Review of ASHES OF LONDON by Andrew Taylor

4 Stars 

This historical thriller is set in 1666 in the aftermath of the Great Fire.  Two young people are the focus.  In alternating sections, we follow James Marwood and Cat Lovett.  James is a minor clerk who becomes a reluctant government agent.  Several people in authority task him with finding people and investigating murders.  Cat is a young heiress who has to go into hiding because of an attack.

James and Cat meet by chance at the beginning of the novel, but they also have another connection.  Both of their fathers were Fifth Monarchists, religious zealots who were staunch anti-monarchists.  James’ father is in frail health and suffering from senility after years of imprisonment; James does his best to look after him, but he is always aware that his father’s past can affect his advancement in the world.  Cat’s father went missing after Charles II regained the throne and he is still actively sought; Cat tries to find her fugitive father whose past also affects her present.  Events conspire to bring James and Cat together again before the novel ends.

The main characters are credible and well-rounded.  James is a likeable character who always tries to do what is right though that may be difficult when he is manipulated by people in authority with secret agendas.  He is a dutiful son though he admits to sometimes resenting his father:  “Sometimes I hated my father almost as much as I loved him.  He brought down troubles on his own head, and also on the heads of those around him.”  Cat is also realistic, a good person but one who does not forgive easily; she is “a good hater.  She hoarded the hatred as a miser hoards his gold.” 

The plot is fast-paced.  Suspense is maintained throughout.  We know what each of the two protagonists knows and that information is more than each of them has.  Some of the suspense is created by the reader wondering when/if one of the two will learn something crucial that the other knows.  There is a great deal of political intrigue that adds to the dense layering.  As befitting the genre, there is a gripping climax.  The scene in the ruins of St. Paul’s Cathedral is a bit difficult to imagine but the danger in the situation is clearly conveyed. 

Historical fiction sometimes includes information dumps.  This book has a great deal of historical detail but it is nicely woven into the plot so the author’s research doesn’t overwhelm the narrative.  The amount of local colour does not let the reader forget that the setting is that of 350 years in the past.

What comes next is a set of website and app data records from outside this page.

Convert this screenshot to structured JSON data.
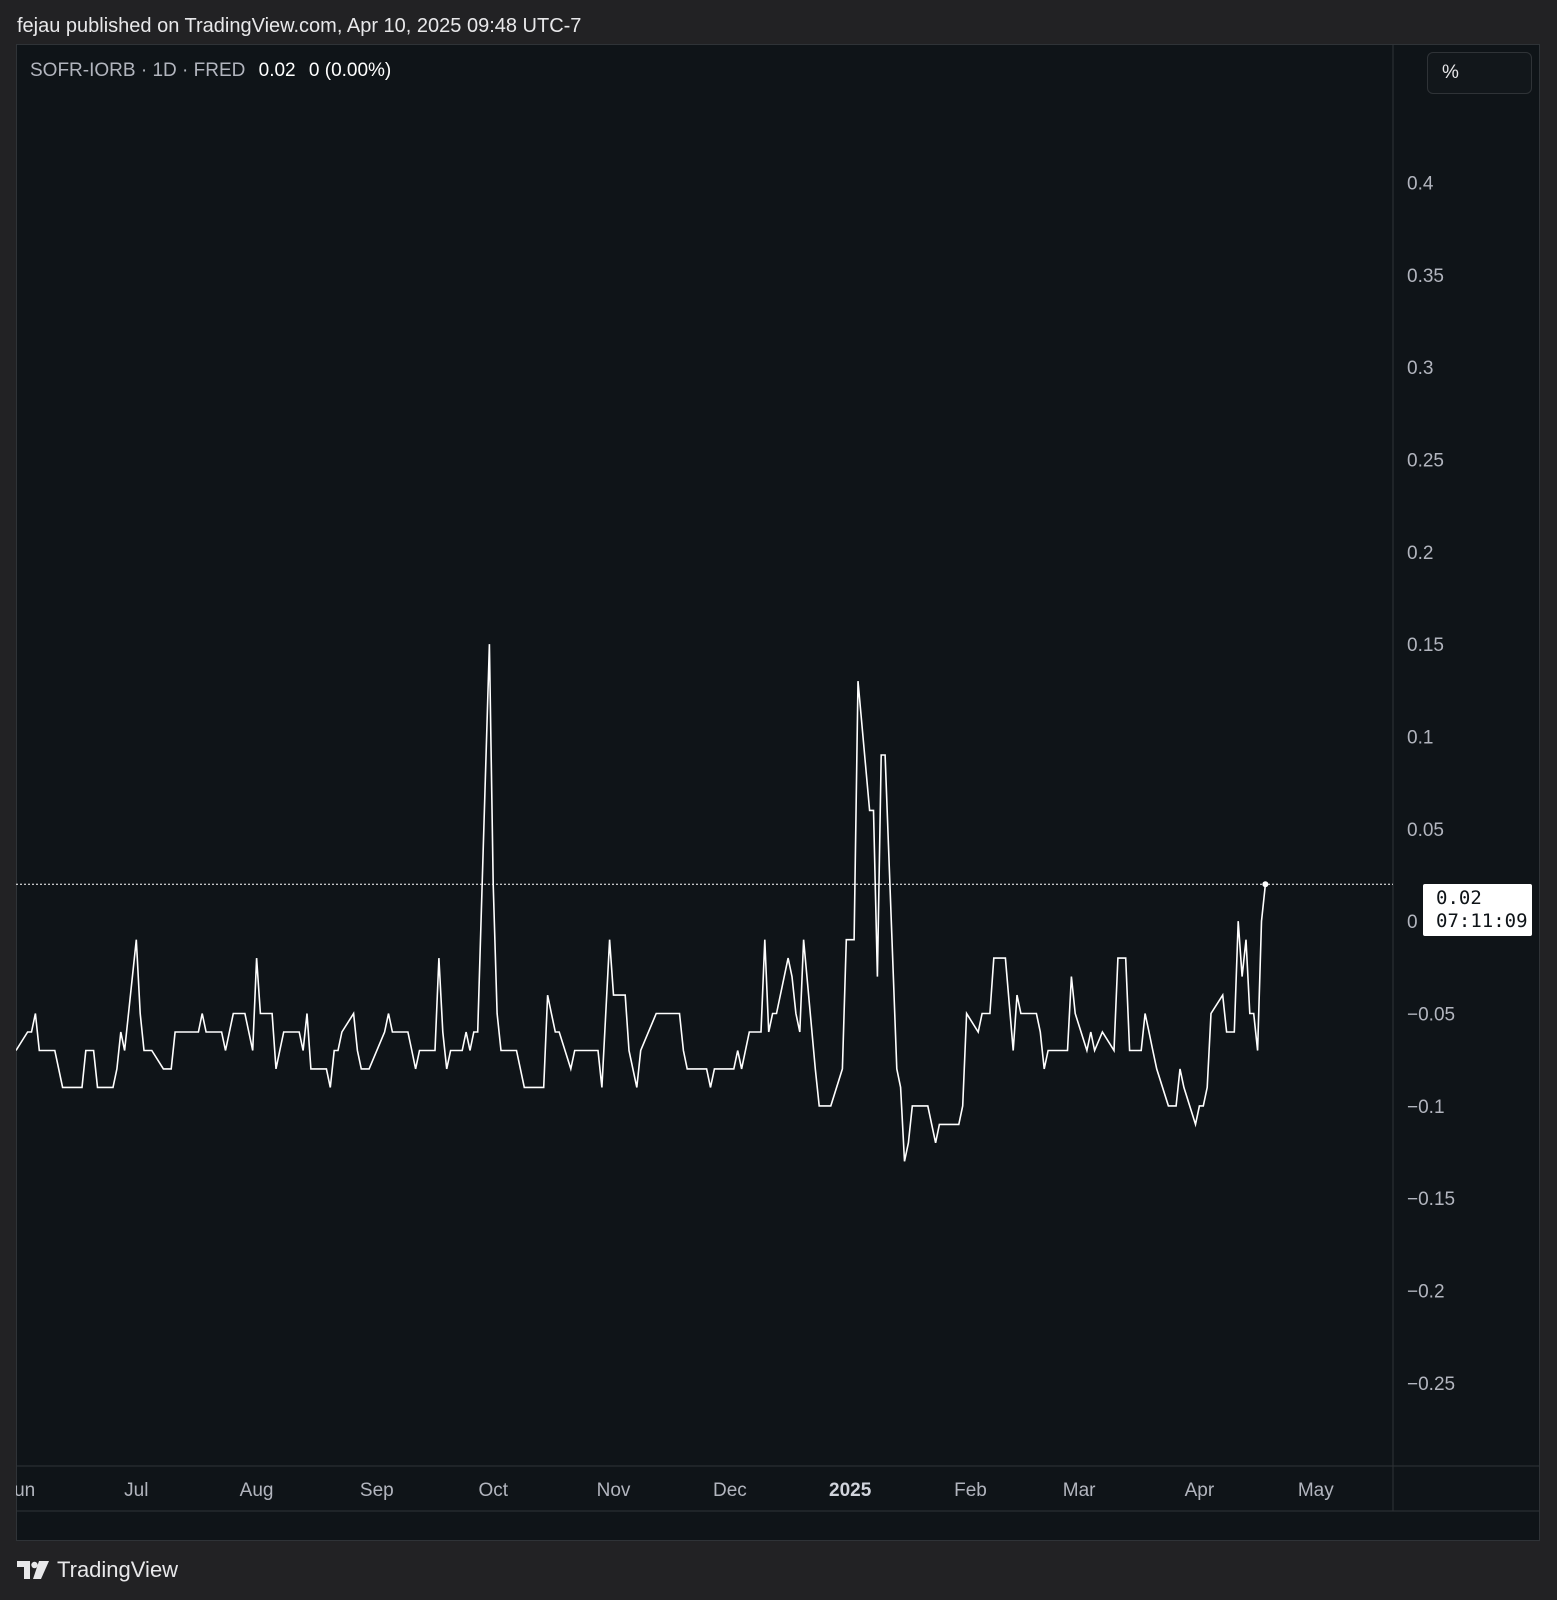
{
  "header": {
    "publisher_text": "fejau published on TradingView.com, Apr 10, 2025 09:48 UTC-7"
  },
  "legend": {
    "symbol": "SOFR-IORB · 1D · FRED",
    "last_value": "0.02",
    "change": "0 (0.00%)"
  },
  "price_scale": {
    "unit_label": "%",
    "last_price_label": "0.02",
    "countdown_label": "07:11:09"
  },
  "footer": {
    "brand_name": "TradingView"
  },
  "colors": {
    "background": "#0f1418",
    "page_background": "#222224",
    "line": "#ffffff",
    "axis_text": "#b2b5be"
  },
  "chart_data": {
    "type": "line",
    "title": "SOFR-IORB · 1D · FRED",
    "x_unit": "date",
    "ylim": [
      -0.295,
      0.475
    ],
    "y_ticks": [
      0.4,
      0.35,
      0.3,
      0.25,
      0.2,
      0.15,
      0.1,
      0.05,
      0,
      -0.05,
      -0.1,
      -0.15,
      -0.2,
      -0.25
    ],
    "y_tick_labels": [
      "0.4",
      "0.35",
      "0.3",
      "0.25",
      "0.2",
      "0.15",
      "0.1",
      "0.05",
      "0",
      "−0.05",
      "−0.1",
      "−0.15",
      "−0.2",
      "−0.25"
    ],
    "x_ticks": [
      {
        "label": "Jun",
        "date": "2024-06-01",
        "bold": false
      },
      {
        "label": "Jul",
        "date": "2024-07-01",
        "bold": false
      },
      {
        "label": "Aug",
        "date": "2024-08-01",
        "bold": false
      },
      {
        "label": "Sep",
        "date": "2024-09-01",
        "bold": false
      },
      {
        "label": "Oct",
        "date": "2024-10-01",
        "bold": false
      },
      {
        "label": "Nov",
        "date": "2024-11-01",
        "bold": false
      },
      {
        "label": "Dec",
        "date": "2024-12-01",
        "bold": false
      },
      {
        "label": "2025",
        "date": "2025-01-01",
        "bold": true
      },
      {
        "label": "Feb",
        "date": "2025-02-01",
        "bold": false
      },
      {
        "label": "Mar",
        "date": "2025-03-01",
        "bold": false
      },
      {
        "label": "Apr",
        "date": "2025-04-01",
        "bold": false
      },
      {
        "label": "May",
        "date": "2025-05-01",
        "bold": false
      }
    ],
    "last_value_line": 0.02,
    "grid": false,
    "series": [
      {
        "points": [
          [
            "2024-05-31",
            -0.07
          ],
          [
            "2024-06-03",
            -0.06
          ],
          [
            "2024-06-04",
            -0.06
          ],
          [
            "2024-06-05",
            -0.05
          ],
          [
            "2024-06-06",
            -0.07
          ],
          [
            "2024-06-10",
            -0.07
          ],
          [
            "2024-06-11",
            -0.08
          ],
          [
            "2024-06-12",
            -0.09
          ],
          [
            "2024-06-17",
            -0.09
          ],
          [
            "2024-06-18",
            -0.07
          ],
          [
            "2024-06-20",
            -0.07
          ],
          [
            "2024-06-21",
            -0.09
          ],
          [
            "2024-06-25",
            -0.09
          ],
          [
            "2024-06-26",
            -0.08
          ],
          [
            "2024-06-27",
            -0.06
          ],
          [
            "2024-06-28",
            -0.07
          ],
          [
            "2024-07-01",
            -0.01
          ],
          [
            "2024-07-02",
            -0.05
          ],
          [
            "2024-07-03",
            -0.07
          ],
          [
            "2024-07-05",
            -0.07
          ],
          [
            "2024-07-08",
            -0.08
          ],
          [
            "2024-07-10",
            -0.08
          ],
          [
            "2024-07-11",
            -0.06
          ],
          [
            "2024-07-15",
            -0.06
          ],
          [
            "2024-07-17",
            -0.06
          ],
          [
            "2024-07-18",
            -0.05
          ],
          [
            "2024-07-19",
            -0.06
          ],
          [
            "2024-07-22",
            -0.06
          ],
          [
            "2024-07-23",
            -0.06
          ],
          [
            "2024-07-24",
            -0.07
          ],
          [
            "2024-07-25",
            -0.06
          ],
          [
            "2024-07-26",
            -0.05
          ],
          [
            "2024-07-29",
            -0.05
          ],
          [
            "2024-07-30",
            -0.06
          ],
          [
            "2024-07-31",
            -0.07
          ],
          [
            "2024-08-01",
            -0.02
          ],
          [
            "2024-08-02",
            -0.05
          ],
          [
            "2024-08-05",
            -0.05
          ],
          [
            "2024-08-06",
            -0.08
          ],
          [
            "2024-08-07",
            -0.07
          ],
          [
            "2024-08-08",
            -0.06
          ],
          [
            "2024-08-12",
            -0.06
          ],
          [
            "2024-08-13",
            -0.07
          ],
          [
            "2024-08-14",
            -0.05
          ],
          [
            "2024-08-15",
            -0.08
          ],
          [
            "2024-08-19",
            -0.08
          ],
          [
            "2024-08-20",
            -0.09
          ],
          [
            "2024-08-21",
            -0.07
          ],
          [
            "2024-08-22",
            -0.07
          ],
          [
            "2024-08-23",
            -0.06
          ],
          [
            "2024-08-26",
            -0.05
          ],
          [
            "2024-08-27",
            -0.07
          ],
          [
            "2024-08-28",
            -0.08
          ],
          [
            "2024-08-30",
            -0.08
          ],
          [
            "2024-09-03",
            -0.06
          ],
          [
            "2024-09-04",
            -0.05
          ],
          [
            "2024-09-05",
            -0.06
          ],
          [
            "2024-09-09",
            -0.06
          ],
          [
            "2024-09-10",
            -0.07
          ],
          [
            "2024-09-11",
            -0.08
          ],
          [
            "2024-09-12",
            -0.07
          ],
          [
            "2024-09-16",
            -0.07
          ],
          [
            "2024-09-17",
            -0.02
          ],
          [
            "2024-09-18",
            -0.06
          ],
          [
            "2024-09-19",
            -0.08
          ],
          [
            "2024-09-20",
            -0.07
          ],
          [
            "2024-09-23",
            -0.07
          ],
          [
            "2024-09-24",
            -0.06
          ],
          [
            "2024-09-25",
            -0.07
          ],
          [
            "2024-09-26",
            -0.06
          ],
          [
            "2024-09-27",
            -0.06
          ],
          [
            "2024-09-30",
            0.15
          ],
          [
            "2024-10-01",
            0.02
          ],
          [
            "2024-10-02",
            -0.05
          ],
          [
            "2024-10-03",
            -0.07
          ],
          [
            "2024-10-07",
            -0.07
          ],
          [
            "2024-10-09",
            -0.09
          ],
          [
            "2024-10-14",
            -0.09
          ],
          [
            "2024-10-15",
            -0.04
          ],
          [
            "2024-10-16",
            -0.05
          ],
          [
            "2024-10-17",
            -0.06
          ],
          [
            "2024-10-18",
            -0.06
          ],
          [
            "2024-10-21",
            -0.08
          ],
          [
            "2024-10-22",
            -0.07
          ],
          [
            "2024-10-28",
            -0.07
          ],
          [
            "2024-10-29",
            -0.09
          ],
          [
            "2024-10-31",
            -0.01
          ],
          [
            "2024-11-01",
            -0.04
          ],
          [
            "2024-11-04",
            -0.04
          ],
          [
            "2024-11-05",
            -0.07
          ],
          [
            "2024-11-07",
            -0.09
          ],
          [
            "2024-11-08",
            -0.07
          ],
          [
            "2024-11-12",
            -0.05
          ],
          [
            "2024-11-18",
            -0.05
          ],
          [
            "2024-11-19",
            -0.07
          ],
          [
            "2024-11-20",
            -0.08
          ],
          [
            "2024-11-25",
            -0.08
          ],
          [
            "2024-11-26",
            -0.09
          ],
          [
            "2024-11-27",
            -0.08
          ],
          [
            "2024-12-02",
            -0.08
          ],
          [
            "2024-12-03",
            -0.07
          ],
          [
            "2024-12-04",
            -0.08
          ],
          [
            "2024-12-06",
            -0.06
          ],
          [
            "2024-12-09",
            -0.06
          ],
          [
            "2024-12-10",
            -0.01
          ],
          [
            "2024-12-11",
            -0.06
          ],
          [
            "2024-12-12",
            -0.05
          ],
          [
            "2024-12-13",
            -0.05
          ],
          [
            "2024-12-16",
            -0.02
          ],
          [
            "2024-12-17",
            -0.03
          ],
          [
            "2024-12-18",
            -0.05
          ],
          [
            "2024-12-19",
            -0.06
          ],
          [
            "2024-12-20",
            -0.01
          ],
          [
            "2024-12-23",
            -0.08
          ],
          [
            "2024-12-24",
            -0.1
          ],
          [
            "2024-12-27",
            -0.1
          ],
          [
            "2024-12-30",
            -0.08
          ],
          [
            "2024-12-31",
            -0.01
          ],
          [
            "2025-01-02",
            -0.01
          ],
          [
            "2025-01-03",
            0.13
          ],
          [
            "2025-01-06",
            0.06
          ],
          [
            "2025-01-07",
            0.06
          ],
          [
            "2025-01-08",
            -0.03
          ],
          [
            "2025-01-09",
            0.09
          ],
          [
            "2025-01-10",
            0.09
          ],
          [
            "2025-01-13",
            -0.08
          ],
          [
            "2025-01-14",
            -0.09
          ],
          [
            "2025-01-15",
            -0.13
          ],
          [
            "2025-01-16",
            -0.12
          ],
          [
            "2025-01-17",
            -0.1
          ],
          [
            "2025-01-21",
            -0.1
          ],
          [
            "2025-01-22",
            -0.11
          ],
          [
            "2025-01-23",
            -0.12
          ],
          [
            "2025-01-24",
            -0.11
          ],
          [
            "2025-01-29",
            -0.11
          ],
          [
            "2025-01-30",
            -0.1
          ],
          [
            "2025-01-31",
            -0.05
          ],
          [
            "2025-02-03",
            -0.06
          ],
          [
            "2025-02-04",
            -0.05
          ],
          [
            "2025-02-06",
            -0.05
          ],
          [
            "2025-02-07",
            -0.02
          ],
          [
            "2025-02-10",
            -0.02
          ],
          [
            "2025-02-12",
            -0.07
          ],
          [
            "2025-02-13",
            -0.04
          ],
          [
            "2025-02-14",
            -0.05
          ],
          [
            "2025-02-18",
            -0.05
          ],
          [
            "2025-02-19",
            -0.06
          ],
          [
            "2025-02-20",
            -0.08
          ],
          [
            "2025-02-21",
            -0.07
          ],
          [
            "2025-02-26",
            -0.07
          ],
          [
            "2025-02-27",
            -0.03
          ],
          [
            "2025-02-28",
            -0.05
          ],
          [
            "2025-03-03",
            -0.07
          ],
          [
            "2025-03-04",
            -0.06
          ],
          [
            "2025-03-05",
            -0.07
          ],
          [
            "2025-03-07",
            -0.06
          ],
          [
            "2025-03-10",
            -0.07
          ],
          [
            "2025-03-11",
            -0.02
          ],
          [
            "2025-03-13",
            -0.02
          ],
          [
            "2025-03-14",
            -0.07
          ],
          [
            "2025-03-17",
            -0.07
          ],
          [
            "2025-03-18",
            -0.05
          ],
          [
            "2025-03-19",
            -0.06
          ],
          [
            "2025-03-20",
            -0.07
          ],
          [
            "2025-03-21",
            -0.08
          ],
          [
            "2025-03-24",
            -0.1
          ],
          [
            "2025-03-26",
            -0.1
          ],
          [
            "2025-03-27",
            -0.08
          ],
          [
            "2025-03-28",
            -0.09
          ],
          [
            "2025-03-31",
            -0.11
          ],
          [
            "2025-04-01",
            -0.1
          ],
          [
            "2025-04-02",
            -0.1
          ],
          [
            "2025-04-03",
            -0.09
          ],
          [
            "2025-04-04",
            -0.05
          ],
          [
            "2025-04-07",
            -0.04
          ],
          [
            "2025-04-08",
            -0.06
          ],
          [
            "2025-04-10",
            -0.06
          ],
          [
            "2025-04-11",
            0.0
          ],
          [
            "2025-04-12",
            -0.03
          ],
          [
            "2025-04-13",
            -0.01
          ],
          [
            "2025-04-14",
            -0.05
          ],
          [
            "2025-04-15",
            -0.05
          ],
          [
            "2025-04-16",
            -0.07
          ],
          [
            "2025-04-17",
            0.0
          ],
          [
            "2025-04-18",
            0.02
          ]
        ]
      }
    ]
  }
}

This book was a great way to end my reading year.  I will certainly be reading more of Andrew Taylor’s offerings.